The job-now-or-dance-with-the-fairies dichotomy is false. It is also pushed by those with an economic interest in keeping everyone in a factory or at a desk. The world faces many shortages as heavy industry continues to eat the Earth, but we don't lack people eager to advise you to be just as occupationally miserable as they have always been.

By "follow your bliss," Campbell means: Follow your passion, even when it hurts, though not foolishly or without discernment. He does not mean: Ignore your material needs and run away to finger-paint in the sure belief that Celestial Powers will provide. Campbell himself followed his bliss into mythology; but he made sure he had an income first.

Follow what calls that you dare not resist. If nothing calls, don't follow. You're off the hook and free to do whatever.

Meanwhile, pity those unable to resist the call to achieve, become, create beyond what the gray flannel workforce seems to require.

I left that workforce because being in it bored me, depressed me, and made me chronically tired and angry.

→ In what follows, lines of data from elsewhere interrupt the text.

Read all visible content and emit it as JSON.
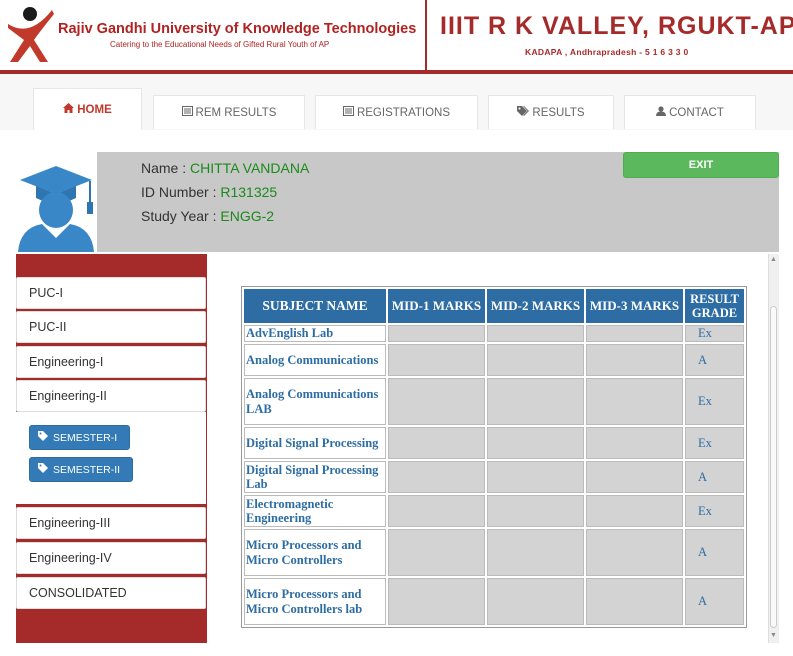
{
  "header": {
    "university_name": "Rajiv Gandhi University of Knowledge Technologies",
    "tagline": "Catering to the Educational Needs of Gifted Rural Youth of AP",
    "campus_name": "IIIT R K VALLEY, RGUKT-AP",
    "campus_address": "KADAPA , Andhrapradesh - 5 1 6 3 3 0"
  },
  "nav": {
    "tabs": [
      {
        "label": "HOME",
        "icon": "home-icon",
        "active": true
      },
      {
        "label": "REM RESULTS",
        "icon": "list-icon",
        "active": false
      },
      {
        "label": "REGISTRATIONS",
        "icon": "list-icon",
        "active": false
      },
      {
        "label": "RESULTS",
        "icon": "tags-icon",
        "active": false
      },
      {
        "label": "CONTACT",
        "icon": "user-icon",
        "active": false
      }
    ]
  },
  "profile": {
    "name_label": "Name :",
    "name_value": "CHITTA VANDANA",
    "id_label": "ID Number :",
    "id_value": "R131325",
    "year_label": "Study Year :",
    "year_value": "ENGG-2",
    "exit_label": "EXIT"
  },
  "sidebar": {
    "items": [
      "PUC-I",
      "PUC-II",
      "Engineering-I",
      "Engineering-II",
      "Engineering-III",
      "Engineering-IV",
      "CONSOLIDATED"
    ],
    "semesters": [
      "SEMESTER-I",
      "SEMESTER-II"
    ]
  },
  "results": {
    "headers": [
      "SUBJECT NAME",
      "MID-1 MARKS",
      "MID-2 MARKS",
      "MID-3 MARKS",
      "RESULT GRADE"
    ],
    "rows": [
      {
        "subject": "AdvEnglish Lab",
        "mid1": "",
        "mid2": "",
        "mid3": "",
        "grade": "Ex"
      },
      {
        "subject": "Analog Communications",
        "mid1": "",
        "mid2": "",
        "mid3": "",
        "grade": "A"
      },
      {
        "subject": "Analog Communications LAB",
        "mid1": "",
        "mid2": "",
        "mid3": "",
        "grade": "Ex"
      },
      {
        "subject": "Digital Signal Processing",
        "mid1": "",
        "mid2": "",
        "mid3": "",
        "grade": "Ex"
      },
      {
        "subject": "Digital Signal Processing Lab",
        "mid1": "",
        "mid2": "",
        "mid3": "",
        "grade": "A"
      },
      {
        "subject": "Electromagnetic Engineering",
        "mid1": "",
        "mid2": "",
        "mid3": "",
        "grade": "Ex"
      },
      {
        "subject": "Micro Processors and Micro Controllers",
        "mid1": "",
        "mid2": "",
        "mid3": "",
        "grade": "A"
      },
      {
        "subject": "Micro Processors and Micro Controllers lab",
        "mid1": "",
        "mid2": "",
        "mid3": "",
        "grade": "A"
      }
    ]
  },
  "colors": {
    "brand_red": "#a52a2a",
    "table_header_blue": "#2e6da4",
    "exit_green": "#5cb85c",
    "value_green": "#1a8a1a",
    "semester_blue": "#337ab7"
  }
}
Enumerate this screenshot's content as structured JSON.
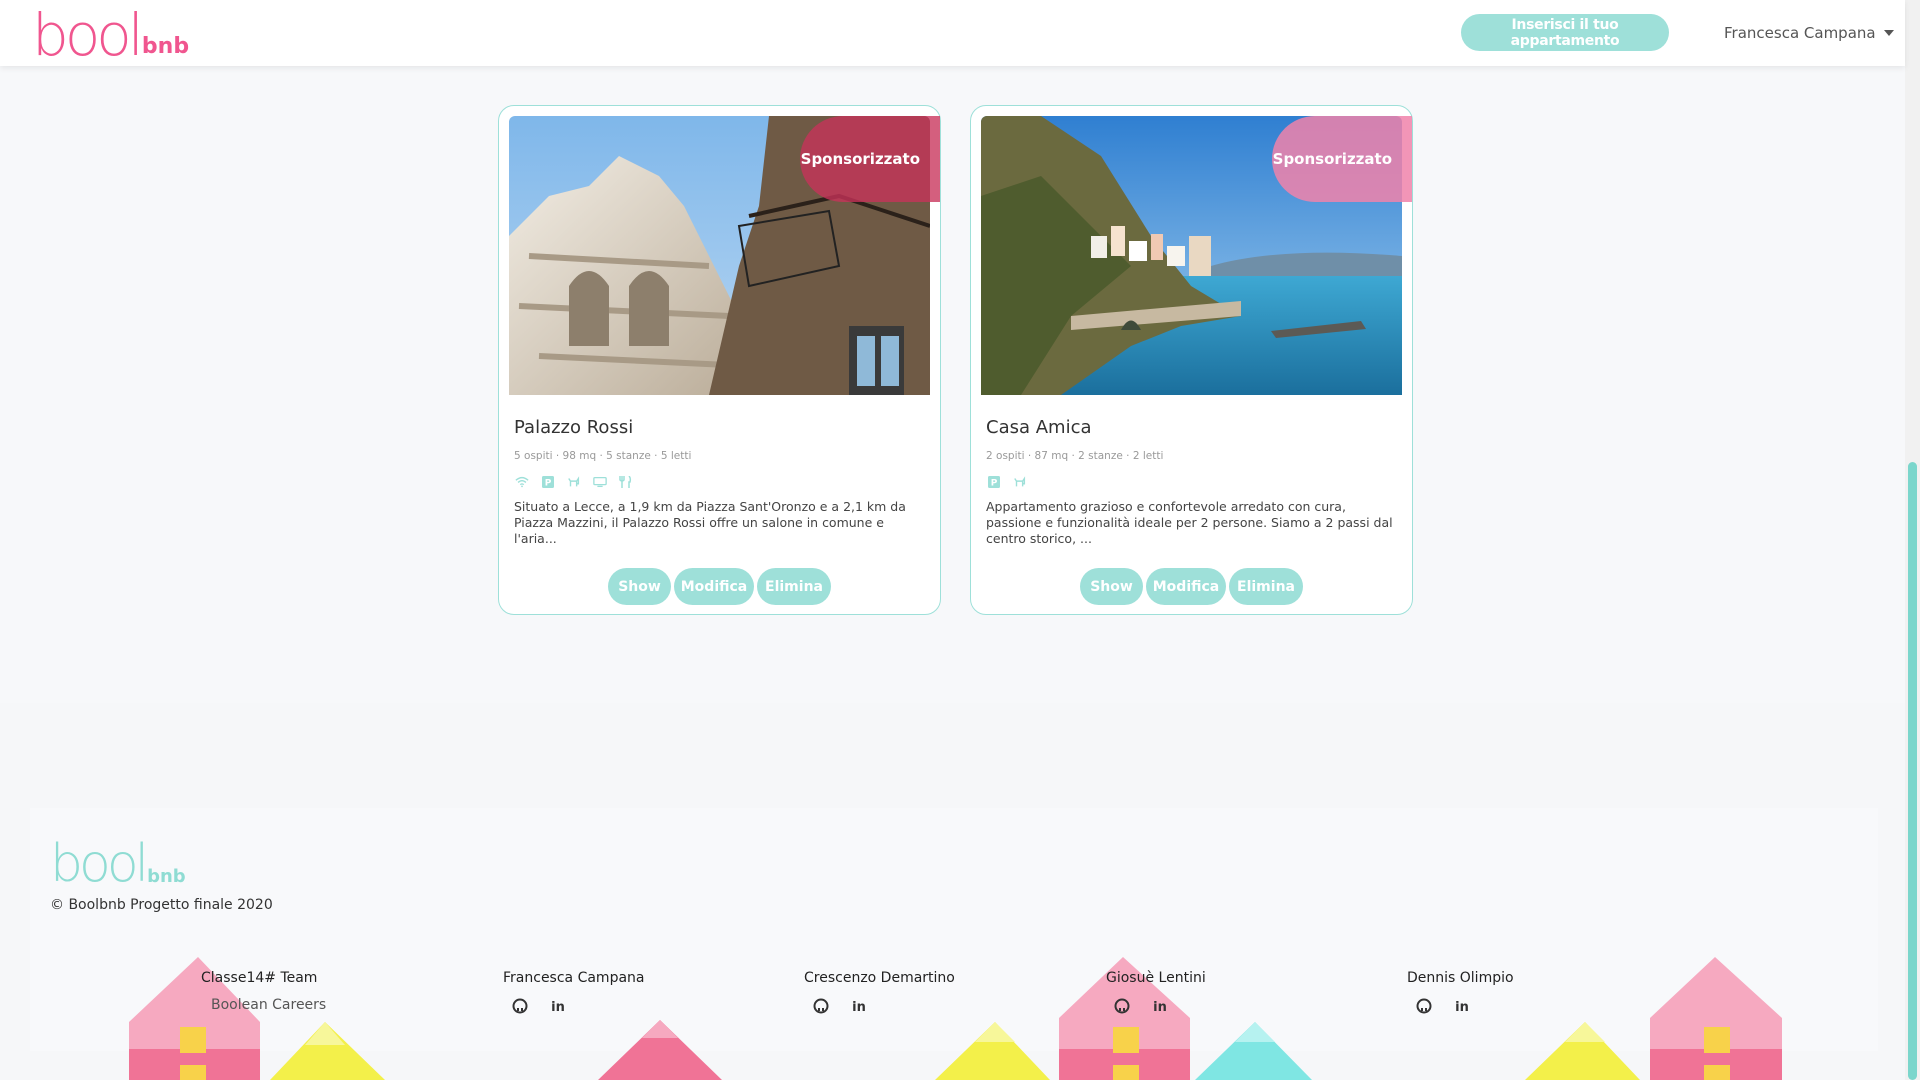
{
  "nav": {
    "logo_big": "bool",
    "logo_small": "bnb",
    "cta_label": "Inserisci il tuo appartamento",
    "user_name": "Francesca Campana"
  },
  "cards": [
    {
      "badge": "Sponsorizzato",
      "title": "Palazzo Rossi",
      "meta": "5 ospiti · 98 mq · 5 stanze · 5 letti",
      "amenities": [
        "wifi-icon",
        "parking-icon",
        "pets-icon",
        "tv-icon",
        "restaurant-icon"
      ],
      "description": "Situato a Lecce, a 1,9 km da Piazza Sant'Oronzo e a 2,1 km da Piazza Mazzini, il Palazzo Rossi offre un salone in comune e l'aria...",
      "actions": [
        "Show",
        "Modifica",
        "Elimina"
      ]
    },
    {
      "badge": "Sponsorizzato",
      "title": "Casa Amica",
      "meta": "2 ospiti · 87 mq · 2 stanze · 2 letti",
      "amenities": [
        "parking-icon",
        "pets-icon"
      ],
      "description": "Appartamento grazioso e confortevole arredato con cura, passione e funzionalità ideale per 2 persone. Siamo a 2 passi dal centro storico, ...",
      "actions": [
        "Show",
        "Modifica",
        "Elimina"
      ]
    }
  ],
  "footer": {
    "logo_big": "bool",
    "logo_small": "bnb",
    "copyright": "© Boolbnb Progetto finale 2020",
    "team": [
      {
        "name": "Classe14# Team",
        "sub": "Boolean Careers"
      },
      {
        "name": "Francesca Campana"
      },
      {
        "name": "Crescenzo Demartino"
      },
      {
        "name": "Giosuè Lentini"
      },
      {
        "name": "Dennis Olimpio"
      }
    ]
  },
  "colors": {
    "brand_pink": "#f0568f",
    "accent_teal": "#9ee0d9"
  }
}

Ignore your bliss and you will have symptoms. Why? Because it's the intrinsic, innermost you trying to get your attention. Don't keep doing this, it insists, raising its voice until your body aches with it. You weren't meant for this. Do something else. Not necessarily something grander or more heroic, let alone cosmic, but something aligned with your real potential and ability to contribute. Something fulfilling beyond the daily bread.

In response to that call I have made sacrifices and walked around blind corners because I always felt good things awaited. They did. So I don't disagree with Follow Your Bliss, for myself anyway; but I will say that the happy tone of it never echoed through the valleys of my struggles. If you don't resonate to it either, try imagining what your bliss looks like as though it were an inner figure of the deep psyche. Try asking it for dreams. Try sketching it rather carelessly, or writing a story about it (the more mythological the better!), or dancing with it, or letting it emerge in a slip of the pen or tongue.

My "bliss" has been daimonic. It first appeared, not as an angel or a road of light, but as a giant powerful sharp-taloned fire-breathing dragon wrapped in thunder and lightning. It flew through the childhood nightmares it sent me faster than I could run.

When I got older, it growled when I got married too young and sighed with relief when I divorced. It wanted to blow its fiery breath on the insurance company I worked for straight out of college on the advice of people worried about my income but not about my soul. It threw books at me until I read them. It made me read Jung, Shakespeare, Hermann Hesse, who "listened to the teachings which my blood whispered to me."

Under the pressure of its deadly gaze, I learned to write something authentic, to make a risky decision, to risk rejection from family, friends, colleagues, to abandon a cherished belief. Each move satisfied it...for then.

One day I put a saddle on it.

After that my dragon brought me new relationships and new learnings, insights I could never have stumbled into otherwise; a new career; new dreams and aspirations and hopes; and a firm sense, for the first time ever, that what I did made a difference in the world, to the world; and all this made me happy.

Maybe tomorrow I'll lose interest in what I'm doing, or maybe I'll change my mind about how I want to serve. The years of being pursued and then pursuing have taught me, however, that if those do occur, I have only to listen inside myself to hear the dragon roar.

Follow your bliss? Ride your dragon.